Before their father died, he sang a song to them which his father had sung to him. Now that he’s gone, I sing to them with sweetly altered lyrics.
Grieving with children is a complicated thing. I want to be genuine with my young boys about sadness and the freedom to feel and express emotion, but I also want to keep unnecessary burdens off of their shoulders. I want to help them grieve in their own ways and in their own timing, but I also want them to be able to be just happy sometimes. My strategy for how to grieve with children is as young as those children and it grows and develops with them.
In February 2016, the lives of Lindsey Atkins and Lizzie Lindberg went through epic changes that culminated to a profound juxtaposition on Saturday, February 20th. These circumstances compelled us to write our stories together.

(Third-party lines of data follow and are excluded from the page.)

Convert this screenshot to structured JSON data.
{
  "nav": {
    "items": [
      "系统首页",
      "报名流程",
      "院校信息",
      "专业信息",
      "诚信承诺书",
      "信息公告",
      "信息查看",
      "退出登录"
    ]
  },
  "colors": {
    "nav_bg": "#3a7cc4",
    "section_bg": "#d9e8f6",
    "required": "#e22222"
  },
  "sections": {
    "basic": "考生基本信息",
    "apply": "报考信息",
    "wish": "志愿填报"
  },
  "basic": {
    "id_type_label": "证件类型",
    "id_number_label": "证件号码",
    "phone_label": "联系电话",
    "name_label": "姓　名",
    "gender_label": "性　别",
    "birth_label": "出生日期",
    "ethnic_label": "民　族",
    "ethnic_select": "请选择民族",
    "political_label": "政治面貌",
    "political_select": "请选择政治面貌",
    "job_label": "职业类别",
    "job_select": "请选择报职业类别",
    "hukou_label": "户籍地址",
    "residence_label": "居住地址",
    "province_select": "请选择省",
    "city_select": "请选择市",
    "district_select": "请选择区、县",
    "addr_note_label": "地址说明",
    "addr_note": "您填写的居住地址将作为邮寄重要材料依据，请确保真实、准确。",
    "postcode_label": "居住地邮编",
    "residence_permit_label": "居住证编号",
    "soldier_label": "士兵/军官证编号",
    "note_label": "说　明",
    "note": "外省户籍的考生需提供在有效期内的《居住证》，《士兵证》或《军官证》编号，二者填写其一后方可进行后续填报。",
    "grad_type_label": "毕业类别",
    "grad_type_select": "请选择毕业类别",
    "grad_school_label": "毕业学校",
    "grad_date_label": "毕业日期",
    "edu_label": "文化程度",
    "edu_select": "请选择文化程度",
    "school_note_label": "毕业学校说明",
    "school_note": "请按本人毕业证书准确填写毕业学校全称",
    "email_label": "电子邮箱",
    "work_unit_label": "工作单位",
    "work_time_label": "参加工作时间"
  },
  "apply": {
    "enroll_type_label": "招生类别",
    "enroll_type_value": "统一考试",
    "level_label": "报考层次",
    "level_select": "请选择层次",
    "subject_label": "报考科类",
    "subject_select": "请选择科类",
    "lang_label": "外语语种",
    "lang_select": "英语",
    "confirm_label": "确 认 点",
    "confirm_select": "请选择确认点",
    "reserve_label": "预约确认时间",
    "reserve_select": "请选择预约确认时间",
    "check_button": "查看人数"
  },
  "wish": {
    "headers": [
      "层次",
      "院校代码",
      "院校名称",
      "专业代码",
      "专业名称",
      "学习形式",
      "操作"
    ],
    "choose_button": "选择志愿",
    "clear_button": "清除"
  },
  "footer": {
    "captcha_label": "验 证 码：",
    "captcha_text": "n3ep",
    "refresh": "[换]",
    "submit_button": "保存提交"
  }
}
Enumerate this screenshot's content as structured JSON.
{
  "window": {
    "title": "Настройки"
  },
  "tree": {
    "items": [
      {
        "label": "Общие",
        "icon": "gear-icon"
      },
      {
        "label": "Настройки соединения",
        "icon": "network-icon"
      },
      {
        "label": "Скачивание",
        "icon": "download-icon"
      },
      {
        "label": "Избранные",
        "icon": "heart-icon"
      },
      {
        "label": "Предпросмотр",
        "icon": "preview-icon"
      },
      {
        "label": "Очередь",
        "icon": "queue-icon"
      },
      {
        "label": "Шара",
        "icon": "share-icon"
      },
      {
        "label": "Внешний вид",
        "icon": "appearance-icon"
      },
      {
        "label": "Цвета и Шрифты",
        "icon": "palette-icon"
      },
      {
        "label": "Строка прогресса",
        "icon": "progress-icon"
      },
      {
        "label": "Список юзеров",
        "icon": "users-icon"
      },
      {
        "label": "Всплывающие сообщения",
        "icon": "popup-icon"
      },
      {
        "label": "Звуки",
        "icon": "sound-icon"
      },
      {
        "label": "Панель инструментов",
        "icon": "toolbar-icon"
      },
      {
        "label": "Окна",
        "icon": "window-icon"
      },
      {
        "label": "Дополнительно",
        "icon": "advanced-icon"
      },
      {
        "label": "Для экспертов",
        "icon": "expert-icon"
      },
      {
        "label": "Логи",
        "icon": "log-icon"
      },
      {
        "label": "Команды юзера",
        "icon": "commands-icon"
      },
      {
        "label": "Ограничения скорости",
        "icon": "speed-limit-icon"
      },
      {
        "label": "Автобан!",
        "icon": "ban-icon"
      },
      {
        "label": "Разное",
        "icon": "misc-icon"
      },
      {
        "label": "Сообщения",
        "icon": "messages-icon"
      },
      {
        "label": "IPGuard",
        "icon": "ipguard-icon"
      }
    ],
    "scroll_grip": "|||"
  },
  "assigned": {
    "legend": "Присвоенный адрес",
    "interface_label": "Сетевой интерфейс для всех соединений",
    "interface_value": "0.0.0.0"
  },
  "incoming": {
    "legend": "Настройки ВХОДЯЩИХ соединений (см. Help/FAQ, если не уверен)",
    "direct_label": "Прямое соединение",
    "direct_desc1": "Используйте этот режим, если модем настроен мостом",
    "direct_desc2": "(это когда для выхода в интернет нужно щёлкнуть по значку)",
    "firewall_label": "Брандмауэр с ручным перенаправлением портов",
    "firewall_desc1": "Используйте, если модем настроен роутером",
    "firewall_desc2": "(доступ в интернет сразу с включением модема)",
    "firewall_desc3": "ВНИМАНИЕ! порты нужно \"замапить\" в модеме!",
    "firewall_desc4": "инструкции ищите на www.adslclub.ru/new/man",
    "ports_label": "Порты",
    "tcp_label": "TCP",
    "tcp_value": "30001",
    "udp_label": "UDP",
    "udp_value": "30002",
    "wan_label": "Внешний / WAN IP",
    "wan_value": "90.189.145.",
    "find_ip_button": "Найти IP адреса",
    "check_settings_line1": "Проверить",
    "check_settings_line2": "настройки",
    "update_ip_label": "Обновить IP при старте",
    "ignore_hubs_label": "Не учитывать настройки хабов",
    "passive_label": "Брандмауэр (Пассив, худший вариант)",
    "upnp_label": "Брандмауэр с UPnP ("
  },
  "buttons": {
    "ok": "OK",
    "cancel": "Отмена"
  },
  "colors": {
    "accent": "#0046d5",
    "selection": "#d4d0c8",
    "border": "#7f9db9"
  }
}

When tragedy fell on my family, I doubted more than anything else that I would ever be happy again on earth. In those days, the darkness was so dense that even the brightest truths couldn’t cut through the heaviness in my heart. I truly did not expect to experience belly-laughing good times ever again. I assumed I would taste joy, because of the hope of Heaven after this world, and I predicted that someday I would smile at lovely memories. I did expect to see some kind of light at the end of this tunnel. But happiness? Not likely. Not in this lifetime. Until bright spots started breaking through the cracks of my brokenness.
As a mom, I sometimes feel like I should be an excellent question answerer. I like to have the answers, and I like to talk, so one would think that I’d be good at taking on the quandaries of my kids. But sometimes I don’t know the answers and I’m well aware that I can’t protect my kids from the world or ensure their understanding. I can rely on God’s faithfulness in knowing the heads and hearts of my children and sending the Holy Spirit to direct the words that come from my mouth to their ears.
I struggle with a quick-fused temper that sometimes spews onto the people I love most in this world. From talking with other moms, I’ve learned that I am not the only one that yells in anger say her kids. This is a very difficult thing for me to admit because it is so contrary to who I want to be as a mother. It hurts my heart more than almost anything else to see my beloved boys in pain, and there just aren’t words to describe the kind of regret I feel when I know that I am the cause of that hurt. It’s also hard to admit because I haven’t found a fix-all solution; this is not a past-tense issue. I haven’t tied this up and thrown it behind me; there’s no pretty bow.